Bourgeoisie – the owners of the means of production (ruling class)
Proletariat – those who are exploited for their labour (working-class)
Sees societies institutions as helping maintain class inequality and capitalism.
Functions of the family are purely for the benefit of capitalism not for the benefit of individual family members
The family makes up part of the superstructure of society.
Nature of family is shaped by the economic base.
Family functions to benefit the ruling class
Argued that in the early stages of family development there was no private property therefore the family didn’t exist – this was therefore called primitive communism where people lived in promiscuous hordes and have few rules limiting sexual relationships
States the nuclear family which is based on monogamy only developed with the emergence of private property and capitalism. This was believed to have happened due to private property becoming more and more important, and the monogamous nuclear family provided the most efficient means of ensuring transmission of property through inheritance.
Saw the Bourgeoisie nuclear family as oppressing women since they were economically dependent on males, leading to his influential role in Marxist-feminism.
Against - criticised on the grounds that monogamous relationships and the nuclear family have been found to exist throughout history and didn’t simply come about as a result of capitalism
For – support for the notion of free sexual relations in primitive human societies by examining the behaviour of our nearest relations - chimpanzees
Identified 3 distinct functions that they see the family as fulfilling for capitalism;
Inheritance of property – families must be monogamous so that when the father dies, he knows his children are legitimate so can inherit his private property.
Ideological functions – families socialise their children into accepting that hierarchies and inequality as inevitable. Families also perform an ideological function of providing a ‘haven’ from the harsh world of capitalism.
A unit of consumption – firstly the media targets children, as they use ‘pester power’ to persuade parents to spend more. Secondly advertisements encourage families to ‘keep up with the joneses’ by consuming the latest products. Finally, children who lack the latest clothes or gadgets are stigmatised by peers.

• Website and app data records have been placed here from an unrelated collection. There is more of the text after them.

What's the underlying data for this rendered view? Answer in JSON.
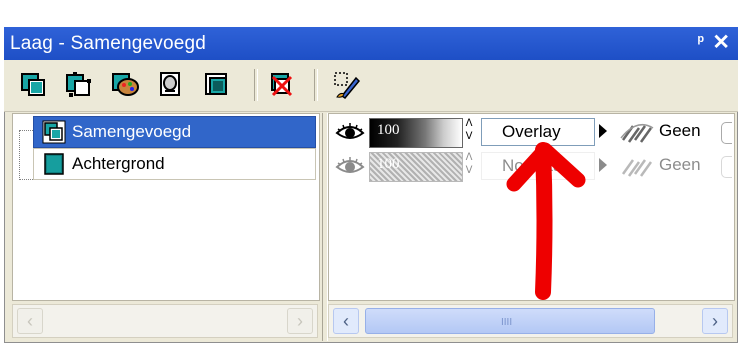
{
  "window": {
    "title": "Laag - Samengevoegd",
    "pin_icon": "pin-icon",
    "close_label": "✕"
  },
  "toolbar": {
    "buttons": [
      {
        "name": "new-raster-layer-icon"
      },
      {
        "name": "new-vector-layer-icon"
      },
      {
        "name": "new-art-media-layer-icon"
      },
      {
        "name": "new-mask-layer-icon"
      },
      {
        "name": "new-adjustment-layer-icon"
      },
      {
        "name": "delete-layer-icon"
      },
      {
        "name": "edit-selection-icon"
      }
    ]
  },
  "layers": [
    {
      "name": "Samengevoegd",
      "selected": true
    },
    {
      "name": "Achtergrond",
      "selected": false
    }
  ],
  "properties": [
    {
      "opacity": "100",
      "blend_mode": "Overlay",
      "link": "Geen"
    },
    {
      "opacity": "100",
      "blend_mode": "Normaal",
      "link": "Geen"
    }
  ],
  "colors": {
    "titlebar": "#2f62d8",
    "selected_row": "#3166c9",
    "annotation_arrow": "#ee0000"
  }
}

Assume the nuclear family is dominant which ignores the wide variety of family structures
Feminists argue that Marxists emphasise on class and capitalism and underestimates the importance of gender inequalities within the family.
Functionalists argue that Marxists ignore the very real benefits that the family provides for its members.